The blood groups of humans and primates
Speaking of science
We know about how people donate their body after death to hospitals and health research centres for possible use of the healthy organs to the needy ones. And a very common such donation is the cornea of the eye. But even when one is alive, he/she can donate blood. Many cities across India have what are called ‘blood banks’, where blood gathered by donation from blood donors is saved and preserved for later use in blood transfusion.
How much blood can one donate? Blood in a healthy human body is about 7% of the total body weight (the average body weight being 55-65 kg), or 4.7 to 5.5 litres (1.2 to 1.5 gallons).
In a regular donation, the donor gives about 500 ml of blood, and this is replaced in the body within a day or two (24-48 hours). Blood types are determined by the presence (or absence) of certain antigens (molecules that can trigger an immune response), if they are foreign to the body of the recipient. Thus, a matching of the blood type of the donor with that of the receiver is necessary.
What are these blood types? They are classified as antigens A and B in our red blood cells. Landmark research on these was done by a medical doctor, Dr. Karl Landsteiner of the University of Vienna in Austria. He collected blood samples from several of his staff members and found that the serum of some of them led to the clumping together (or precipitation), while others had no problem with the donor serum. Using this information, he defined three acceptable types of blood cells which he called as A, B and O blood types. We still use these classifications to this day.
Dr. Landsteiner received the Nobel Prize in physiology/medicine in 1930. A very informative review on Dr. Landsteiner’s work has been published by two Iranian scientists, Dr. Dariyush D. Farhud and Marjan Zarif Yeganeh in Iranian Journal of Public Health, Vol. 42, No. 1, Jan. 2013, pp. 1-6., wherein they estimate that the blood group A in India to be about 40%, blood group B between 25-35% and group O to be 40-50%.
A recent detailed paper by two scientists from AIIMS, New Delhi, Dr. G.K. Patidar and Dr. Y. Dhiman ( ISBT Science Series (2020) O, 1-12) has analysed several reports on the distribution of A, B, O and AB blood groups in India to be 23%, 34%, 35% and 8%, respectively, and that the Southern States have higher O group, about 39%.
In 1964, the Italian population geneticist Dr. Cavalli-Sforza worked not only with his colleagues to check on the prevalence of blood groups A, B, O and AB in Italy and its neighbours, but also contacted several colleagues across the world, and together published a phylogenetic tree of 15 human populations, and the prevalence of blood groups distributed across the continents of North and South America, South Africa, and Polynesia in the far East.

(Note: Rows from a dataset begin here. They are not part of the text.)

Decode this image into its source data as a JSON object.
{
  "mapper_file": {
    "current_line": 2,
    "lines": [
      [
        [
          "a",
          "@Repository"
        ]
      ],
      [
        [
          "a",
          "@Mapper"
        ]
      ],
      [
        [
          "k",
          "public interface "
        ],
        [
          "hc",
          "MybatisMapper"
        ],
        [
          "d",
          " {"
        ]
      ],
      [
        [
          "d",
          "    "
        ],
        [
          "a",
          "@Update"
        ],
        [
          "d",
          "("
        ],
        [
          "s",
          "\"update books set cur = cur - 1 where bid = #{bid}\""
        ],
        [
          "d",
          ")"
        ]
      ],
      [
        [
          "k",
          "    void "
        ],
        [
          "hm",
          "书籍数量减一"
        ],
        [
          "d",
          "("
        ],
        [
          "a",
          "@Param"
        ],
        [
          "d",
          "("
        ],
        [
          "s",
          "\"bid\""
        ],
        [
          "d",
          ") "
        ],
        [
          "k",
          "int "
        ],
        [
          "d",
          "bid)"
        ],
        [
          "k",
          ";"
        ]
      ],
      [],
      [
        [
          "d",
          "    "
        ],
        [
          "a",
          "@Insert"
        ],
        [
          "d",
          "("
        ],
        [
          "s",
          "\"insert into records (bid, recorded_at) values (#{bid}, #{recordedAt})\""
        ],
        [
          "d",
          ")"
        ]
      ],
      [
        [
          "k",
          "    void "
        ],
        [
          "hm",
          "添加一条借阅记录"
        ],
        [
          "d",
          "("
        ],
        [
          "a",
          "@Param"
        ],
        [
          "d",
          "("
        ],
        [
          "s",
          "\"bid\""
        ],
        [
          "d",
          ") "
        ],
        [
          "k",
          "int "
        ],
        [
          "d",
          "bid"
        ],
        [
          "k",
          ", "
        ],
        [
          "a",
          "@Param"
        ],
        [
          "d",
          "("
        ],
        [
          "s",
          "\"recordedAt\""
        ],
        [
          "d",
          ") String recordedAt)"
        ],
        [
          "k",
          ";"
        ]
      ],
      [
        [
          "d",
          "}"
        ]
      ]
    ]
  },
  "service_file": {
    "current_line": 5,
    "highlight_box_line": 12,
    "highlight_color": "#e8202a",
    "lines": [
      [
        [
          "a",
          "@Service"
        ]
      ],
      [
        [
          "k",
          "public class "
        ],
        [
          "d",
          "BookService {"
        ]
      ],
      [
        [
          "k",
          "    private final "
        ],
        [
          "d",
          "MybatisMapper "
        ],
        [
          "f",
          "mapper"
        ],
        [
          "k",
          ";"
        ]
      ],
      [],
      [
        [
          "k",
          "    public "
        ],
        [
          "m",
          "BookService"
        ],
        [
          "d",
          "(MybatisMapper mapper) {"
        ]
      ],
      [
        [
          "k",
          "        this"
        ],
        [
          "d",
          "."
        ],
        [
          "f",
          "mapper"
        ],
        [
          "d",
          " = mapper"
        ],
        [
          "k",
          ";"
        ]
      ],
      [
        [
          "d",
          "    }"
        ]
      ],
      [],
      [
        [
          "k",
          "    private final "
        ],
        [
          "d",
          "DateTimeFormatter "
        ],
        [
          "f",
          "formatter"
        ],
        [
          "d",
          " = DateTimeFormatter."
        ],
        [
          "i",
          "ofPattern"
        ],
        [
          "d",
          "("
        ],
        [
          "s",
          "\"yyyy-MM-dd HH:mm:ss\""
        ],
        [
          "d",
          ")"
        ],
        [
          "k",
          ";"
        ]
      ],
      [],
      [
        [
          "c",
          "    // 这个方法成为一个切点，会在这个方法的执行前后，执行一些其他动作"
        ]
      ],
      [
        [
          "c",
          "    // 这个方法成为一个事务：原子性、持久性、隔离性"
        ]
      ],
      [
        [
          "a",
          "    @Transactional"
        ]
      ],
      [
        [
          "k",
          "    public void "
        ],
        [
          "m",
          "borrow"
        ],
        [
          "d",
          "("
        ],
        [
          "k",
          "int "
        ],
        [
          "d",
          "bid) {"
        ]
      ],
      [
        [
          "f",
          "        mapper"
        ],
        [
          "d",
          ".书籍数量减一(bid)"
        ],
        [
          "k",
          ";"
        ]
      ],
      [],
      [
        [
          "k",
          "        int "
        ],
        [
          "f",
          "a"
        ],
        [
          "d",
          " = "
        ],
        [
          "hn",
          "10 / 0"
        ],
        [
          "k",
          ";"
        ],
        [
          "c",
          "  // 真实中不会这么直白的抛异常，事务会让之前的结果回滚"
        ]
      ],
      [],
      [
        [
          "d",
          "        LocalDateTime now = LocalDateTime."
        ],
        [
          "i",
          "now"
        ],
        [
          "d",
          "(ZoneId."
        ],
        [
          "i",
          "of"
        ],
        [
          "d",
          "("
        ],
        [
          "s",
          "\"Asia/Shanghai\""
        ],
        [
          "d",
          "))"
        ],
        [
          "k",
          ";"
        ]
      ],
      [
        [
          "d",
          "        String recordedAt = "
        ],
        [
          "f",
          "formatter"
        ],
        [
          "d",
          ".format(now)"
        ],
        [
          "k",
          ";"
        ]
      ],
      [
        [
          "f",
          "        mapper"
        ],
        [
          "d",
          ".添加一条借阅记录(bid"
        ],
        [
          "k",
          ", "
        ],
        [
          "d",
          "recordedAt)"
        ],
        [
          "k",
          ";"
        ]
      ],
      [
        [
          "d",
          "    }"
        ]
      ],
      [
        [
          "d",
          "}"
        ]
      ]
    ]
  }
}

In addition, he was also able to obtain fossils of Neandertals and Denisovs, from heritage sites in Europe, roughly between 40,000 to 1,00,000 years ago. His group could then classify these populations with blood groups A, B, O and AB. And the latest paper by Silvana Condemi et al., in PLOS One, July 28, 2021, titled, “Blood groups of Neandertals and Denisova decrypted” point out that blood group systems were the first phenotypic markers used in anthropology to decipher the origin of populations across the world, as aboriginal humans migrated to various parts of the world (Eurasia, Sub-Saharan Africa, Australia and Papua, and other places).
Analysis of the blood group markers of some Neandertals and Denisovans showed the presence of the ABO group, and also some other markers that are used today in blood transfusion.
Interestingly in their paper, Dr. Farhud and Dr. Yeganeh also quote a report published by Dr. P. Kramp in Primatologia III (1960) Basel which reports that primates (chimpanzee, gorilla, orangutan, gibbons) also have blood groups containing AB, A, B and O, just as we humans have.
Indeed, we owe our blood types (A, B, O, AB), thanks to what our primate monkey ancestors had millions of years ago. Just think about it. Our blood is our heritage, just as our genes are — from monkeys to archaic humans and our ancestors to today. Hanuman of Ramayana not only helped Goddess Sita by bringing her to the safety of her home, but has also blessed us with our blood groups.